▶ [WORK ITEM]:
Extract each line from the entries below that has the string "n사거리" in it.
━━━━━━━━━━━━━━━━━━━━━━━━━━━━━━
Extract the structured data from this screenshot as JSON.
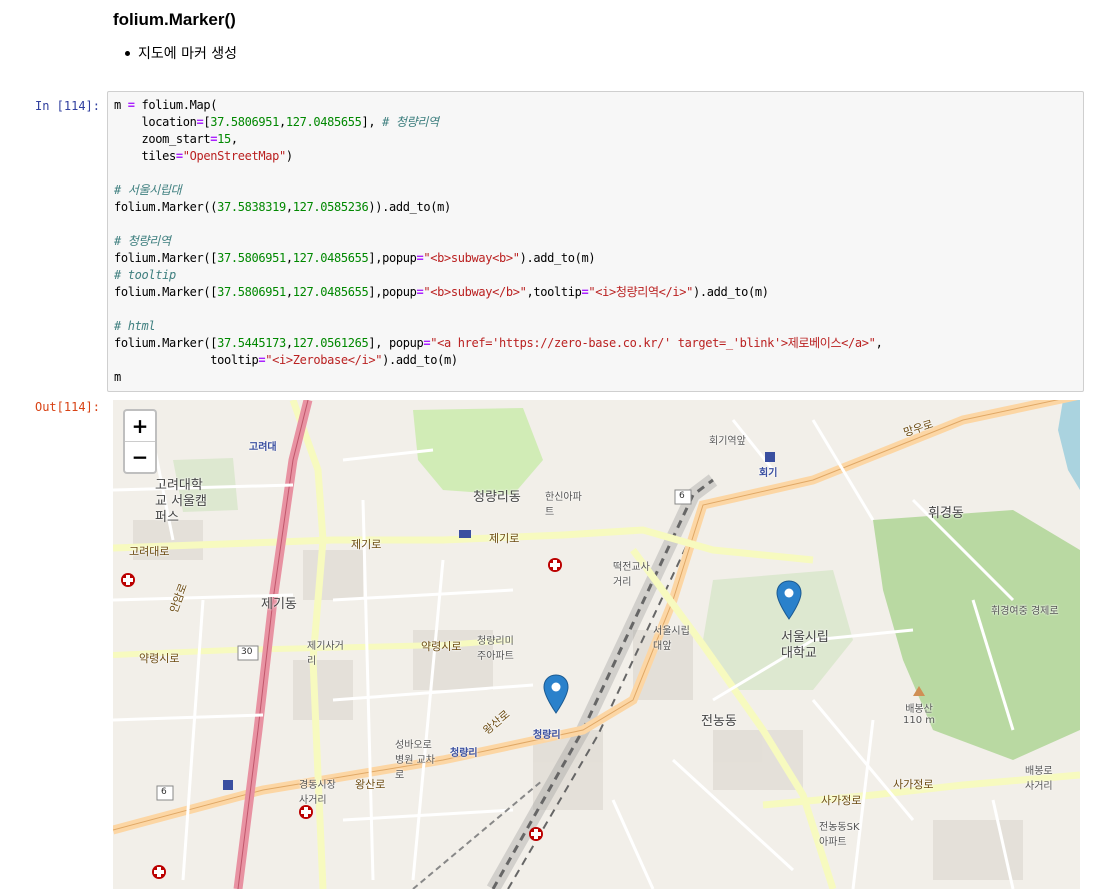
{
  "markdown": {
    "title": "folium.Marker()",
    "bullets": [
      "지도에 마커 생성"
    ]
  },
  "prompts": {
    "in": "In [114]:",
    "out": "Out[114]:"
  },
  "code": {
    "l1": {
      "a": "m ",
      "op": "=",
      "b": " folium.Map("
    },
    "l2": {
      "a": "    location",
      "op": "=",
      "b": "[",
      "n1": "37.5806951",
      "c": ",",
      "n2": "127.0485655",
      "d": "], ",
      "com": "# 청량리역"
    },
    "l3": {
      "a": "    zoom_start",
      "op": "=",
      "n": "15",
      "b": ","
    },
    "l4": {
      "a": "    tiles",
      "op": "=",
      "s": "\"OpenStreetMap\"",
      "b": ")"
    },
    "l6": {
      "com": "# 서울시립대"
    },
    "l7": {
      "a": "folium.Marker((",
      "n1": "37.5838319",
      "c": ",",
      "n2": "127.0585236",
      "b": ")).add_to(m)"
    },
    "l9": {
      "com": "# 청량리역"
    },
    "l10": {
      "a": "folium.Marker([",
      "n1": "37.5806951",
      "c": ",",
      "n2": "127.0485655",
      "b": "],popup",
      "op": "=",
      "s": "\"<b>subway<b>\"",
      "d": ").add_to(m)"
    },
    "l11": {
      "com": "# tooltip"
    },
    "l12": {
      "a": "folium.Marker([",
      "n1": "37.5806951",
      "c": ",",
      "n2": "127.0485655",
      "b": "],popup",
      "op": "=",
      "s": "\"<b>subway</b>\"",
      "d": ",tooltip",
      "op2": "=",
      "s2": "\"<i>청량리역</i>\"",
      "e": ").add_to(m)"
    },
    "l14": {
      "com": "# html"
    },
    "l15": {
      "a": "folium.Marker([",
      "n1": "37.5445173",
      "c": ",",
      "n2": "127.0561265",
      "b": "], popup",
      "op": "=",
      "s": "\"<a href='https://zero-base.co.kr/' target=_'blink'>제로베이스</a>\"",
      "d": ","
    },
    "l16": {
      "a": "              tooltip",
      "op": "=",
      "s": "\"<i>Zerobase</i>\"",
      "b": ").add_to(m)"
    },
    "l17": {
      "a": "m"
    }
  },
  "map": {
    "zoom_in": "+",
    "zoom_out": "−",
    "labels": {
      "korea_univ": "고려대",
      "korea_univ_campus": "고려대학\n교 서울캠\n퍼스",
      "korea_univ_st": "고려대로",
      "anam": "안암로",
      "cheongnyang_dong": "청량리동",
      "hansin_apt": "한신아파\n트",
      "hoegi_st": "회기",
      "hoegi_yeokro": "회기역앞",
      "hwigyeong": "휘경동",
      "mangu_ro": "망우로",
      "jegi_ro": "제기로",
      "jegi_dong": "제기동",
      "jegi_crossing": "제기사거\n리",
      "yangnyeong_ro": "약령시로",
      "cheongnyangri_apt": "청량리미\n주아파트",
      "wangsan_ro": "왕산로",
      "cheongnyangri": "청량리",
      "cheongnyangri_st": "청량리",
      "seoul_univ": "서울시립\n대학교",
      "seoul_univ_front": "서울시립\n대앞",
      "ddeokjeon": "떡전교사\n거리",
      "jeonnong": "전농동",
      "baebongsan": "배봉산\n110 m",
      "sagajeong": "사가정로",
      "gyeongdong": "경동시장\n사거리",
      "seongbaro": "성바오로\n병원 교차\n로",
      "hwigyeong_girls": "휘경여중 경제로",
      "baebong_crossing": "배봉로\n사거리",
      "jeonnong_sk": "전농동SK\n아파트",
      "route_6a": "6",
      "route_6b": "6",
      "route_30": "30"
    },
    "markers": [
      {
        "name": "서울시립대",
        "lat": 37.5838319,
        "lng": 127.0585236
      },
      {
        "name": "청량리역",
        "lat": 37.5806951,
        "lng": 127.0485655
      }
    ],
    "colors": {
      "marker": "#2a81cb",
      "water": "#aad3df",
      "park": "#c8e5a8",
      "rail": "#777777",
      "primary": "#fcd6a4",
      "motorway": "#e892a2",
      "secondary": "#f7fabf"
    }
  }
}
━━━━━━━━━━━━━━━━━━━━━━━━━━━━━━
▶ [EXPECTED ANSWER]:
      "gyeongdong": "경동시장\n사거리",
      "baebong_crossing": "배봉로\n사거리",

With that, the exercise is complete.